Interface dataset entries
Start of Block
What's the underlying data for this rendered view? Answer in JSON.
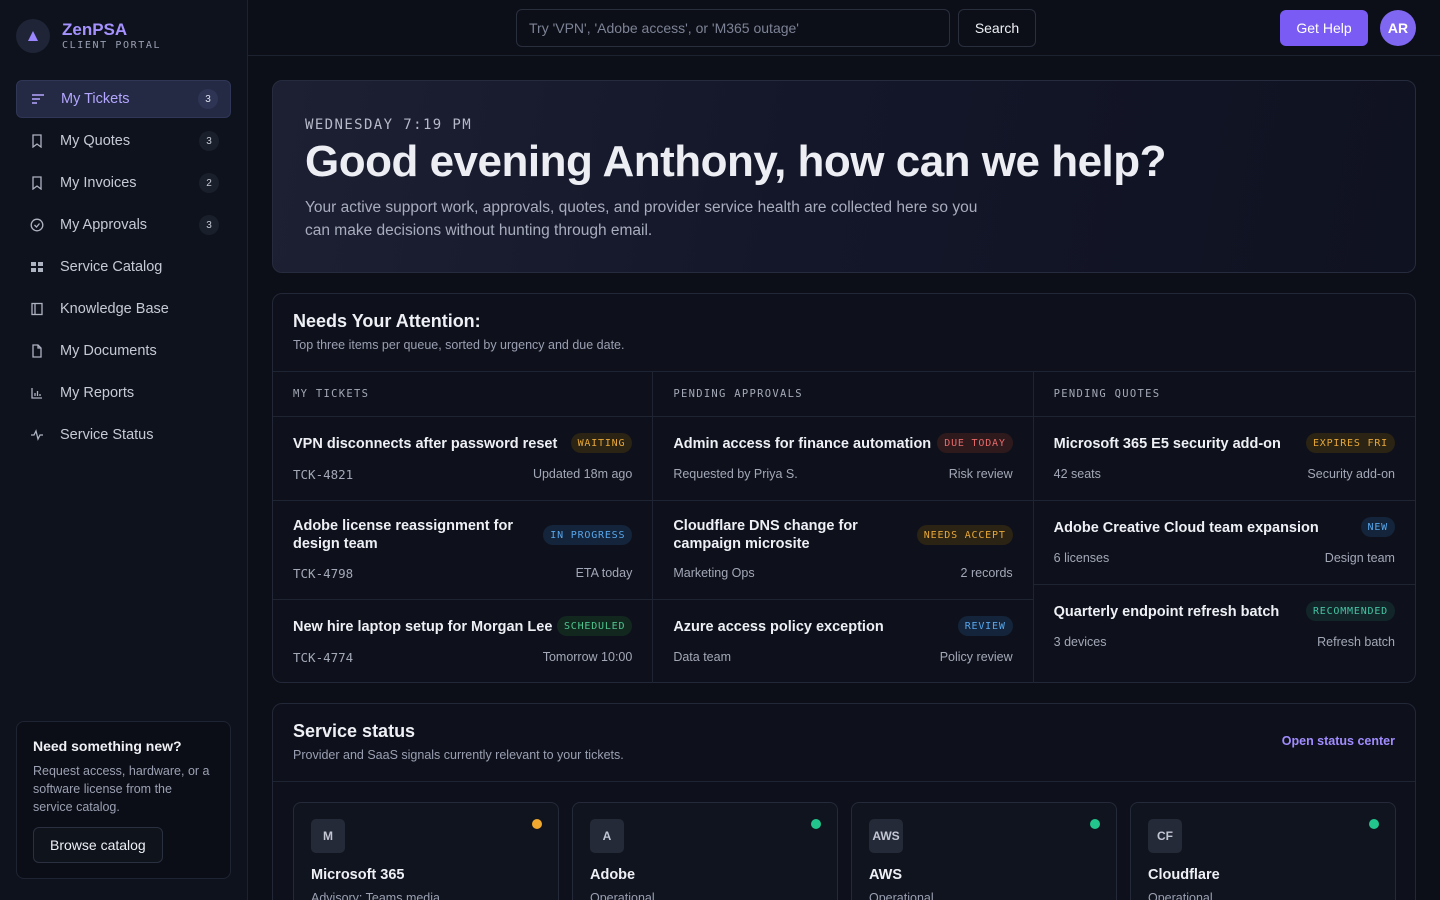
{
  "brand": {
    "name": "ZenPSA",
    "subtitle": "CLIENT PORTAL",
    "accent": "#a592ff"
  },
  "sidebar": {
    "items": [
      {
        "label": "My Tickets",
        "count": "3",
        "icon": "list-icon",
        "active": true
      },
      {
        "label": "My Quotes",
        "count": "3",
        "icon": "bookmark-icon"
      },
      {
        "label": "My Invoices",
        "count": "2",
        "icon": "bookmark-icon"
      },
      {
        "label": "My Approvals",
        "count": "3",
        "icon": "check-circle-icon"
      },
      {
        "label": "Service Catalog",
        "icon": "grid-icon"
      },
      {
        "label": "Knowledge Base",
        "icon": "book-icon"
      },
      {
        "label": "My Documents",
        "icon": "file-icon"
      },
      {
        "label": "My Reports",
        "icon": "bar-chart-icon"
      },
      {
        "label": "Service Status",
        "icon": "activity-icon"
      }
    ],
    "promo": {
      "title": "Need something new?",
      "text": "Request access, hardware, or a software license from the service catalog.",
      "button": "Browse catalog"
    }
  },
  "topbar": {
    "search_placeholder": "Try 'VPN', 'Adobe access', or 'M365 outage'",
    "search_button": "Search",
    "help_button": "Get Help",
    "avatar_initials": "AR"
  },
  "hero": {
    "time": "WEDNESDAY 7:19 PM",
    "title": "Good evening Anthony, how can we help?",
    "text": "Your active support work, approvals, quotes, and provider service health are collected here so you can make decisions without hunting through email."
  },
  "attention": {
    "title": "Needs Your Attention:",
    "subtitle": "Top three items per queue, sorted by urgency and due date.",
    "columns": [
      {
        "heading": "MY TICKETS",
        "items": [
          {
            "title": "VPN disconnects after password reset",
            "badge": "WAITING",
            "badge_color": "#e7a83a",
            "meta_left": "TCK-4821",
            "meta_right": "Updated 18m ago"
          },
          {
            "title": "Adobe license reassignment for design team",
            "badge": "IN PROGRESS",
            "badge_color": "#57a7ec",
            "meta_left": "TCK-4798",
            "meta_right": "ETA today"
          },
          {
            "title": "New hire laptop setup for Morgan Lee",
            "badge": "SCHEDULED",
            "badge_color": "#4fc58f",
            "meta_left": "TCK-4774",
            "meta_right": "Tomorrow 10:00"
          }
        ]
      },
      {
        "heading": "PENDING APPROVALS",
        "items": [
          {
            "title": "Admin access for finance automation",
            "badge": "DUE TODAY",
            "badge_color": "#e86a6a",
            "meta_left": "Requested by Priya S.",
            "meta_right": "Risk review"
          },
          {
            "title": "Cloudflare DNS change for campaign microsite",
            "badge": "NEEDS ACCEPT",
            "badge_color": "#e7a83a",
            "meta_left": "Marketing Ops",
            "meta_right": "2 records"
          },
          {
            "title": "Azure access policy exception",
            "badge": "REVIEW",
            "badge_color": "#57a7ec",
            "meta_left": "Data team",
            "meta_right": "Policy review"
          }
        ]
      },
      {
        "heading": "PENDING QUOTES",
        "items": [
          {
            "title": "Microsoft 365 E5 security add-on",
            "badge": "EXPIRES FRI",
            "badge_color": "#e7a83a",
            "meta_left": "42 seats",
            "meta_right": "Security add-on"
          },
          {
            "title": "Adobe Creative Cloud team expansion",
            "badge": "NEW",
            "badge_color": "#57a7ec",
            "meta_left": "6 licenses",
            "meta_right": "Design team"
          },
          {
            "title": "Quarterly endpoint refresh batch",
            "badge": "RECOMMENDED",
            "badge_color": "#45c4a4",
            "meta_left": "3 devices",
            "meta_right": "Refresh batch"
          }
        ]
      }
    ]
  },
  "service_status": {
    "title": "Service status",
    "subtitle": "Provider and SaaS signals currently relevant to your tickets.",
    "link": "Open status center",
    "cards": [
      {
        "logo": "M",
        "name": "Microsoft 365",
        "state": "Advisory: Teams media",
        "dot_color": "#f0a92e"
      },
      {
        "logo": "A",
        "name": "Adobe",
        "state": "Operational",
        "dot_color": "#22c58b"
      },
      {
        "logo": "AWS",
        "name": "AWS",
        "state": "Operational",
        "dot_color": "#22c58b"
      },
      {
        "logo": "CF",
        "name": "Cloudflare",
        "state": "Operational",
        "dot_color": "#22c58b"
      }
    ]
  }
}
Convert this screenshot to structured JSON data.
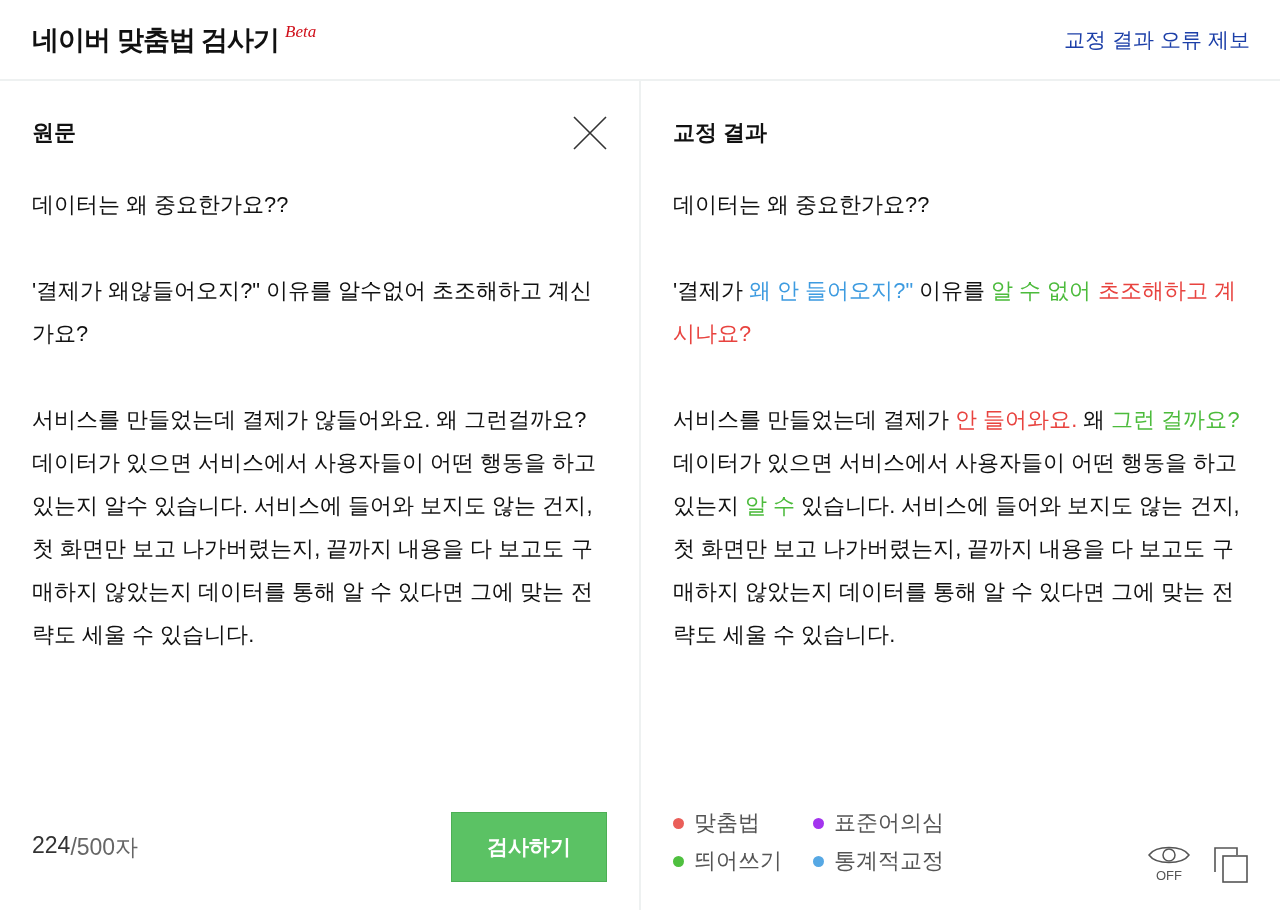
{
  "header": {
    "title": "네이버 맞춤법 검사기",
    "badge": "Beta",
    "report_link": "교정 결과 오류 제보"
  },
  "source": {
    "title": "원문",
    "paragraphs": [
      "데이터는 왜 중요한가요??",
      "'결제가 왜않들어오지?\" 이유를 알수없어 초조해하고 계신가요?",
      "서비스를 만들었는데 결제가 않들어와요. 왜 그런걸까요? 데이터가 있으면 서비스에서 사용자들이 어떤 행동을 하고 있는지 알수 있습니다. 서비스에 들어와 보지도 않는 건지, 첫 화면만 보고 나가버렸는지, 끝까지 내용을 다 보고도 구매하지 않았는지 데이터를 통해 알 수 있다면 그에 맞는 전략도 세울 수 있습니다."
    ],
    "count": "224",
    "limit": "/500자",
    "button": "검사하기"
  },
  "result": {
    "title": "교정 결과",
    "paragraphs": [
      [
        {
          "text": "데이터는 왜 중요한가요??"
        }
      ],
      [
        {
          "text": "'결제가 "
        },
        {
          "text": "왜 안 들어오지?\"",
          "color": "#3d9be0"
        },
        {
          "text": " 이유를 "
        },
        {
          "text": "알 수 없어 ",
          "color": "#4cbb3c"
        },
        {
          "text": "초조해하고 계시나요?",
          "color": "#e8433f"
        }
      ],
      [
        {
          "text": "서비스를 만들었는데 결제가 "
        },
        {
          "text": "안 들어와요.",
          "color": "#e8433f"
        },
        {
          "text": " 왜 "
        },
        {
          "text": "그런 걸까요?",
          "color": "#4cbb3c"
        },
        {
          "text": " 데이터가 있으면 서비스에서 사용자들이 어떤 행동을 하고 있는지 "
        },
        {
          "text": "알 수",
          "color": "#4cbb3c"
        },
        {
          "text": " 있습니다. 서비스에 들어와 보지도 않는 건지, 첫 화면만 보고 나가버렸는지, 끝까지 내용을 다 보고도 구매하지 않았는지 데이터를 통해 알 수 있다면 그에 맞는 전략도 세울 수 있습니다."
        }
      ]
    ],
    "legend": [
      {
        "label": "맞춤법",
        "color": "#ea5e59"
      },
      {
        "label": "표준어의심",
        "color": "#a334ee"
      },
      {
        "label": "띄어쓰기",
        "color": "#4fc03f"
      },
      {
        "label": "통계적교정",
        "color": "#56a8e4"
      }
    ],
    "view_toggle": {
      "label": "OFF",
      "on": false
    }
  }
}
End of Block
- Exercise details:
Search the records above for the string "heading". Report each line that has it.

- Response to the exercise:
        "heading": "MY TICKETS",
        "heading": "PENDING APPROVALS",
        "heading": "PENDING QUOTES",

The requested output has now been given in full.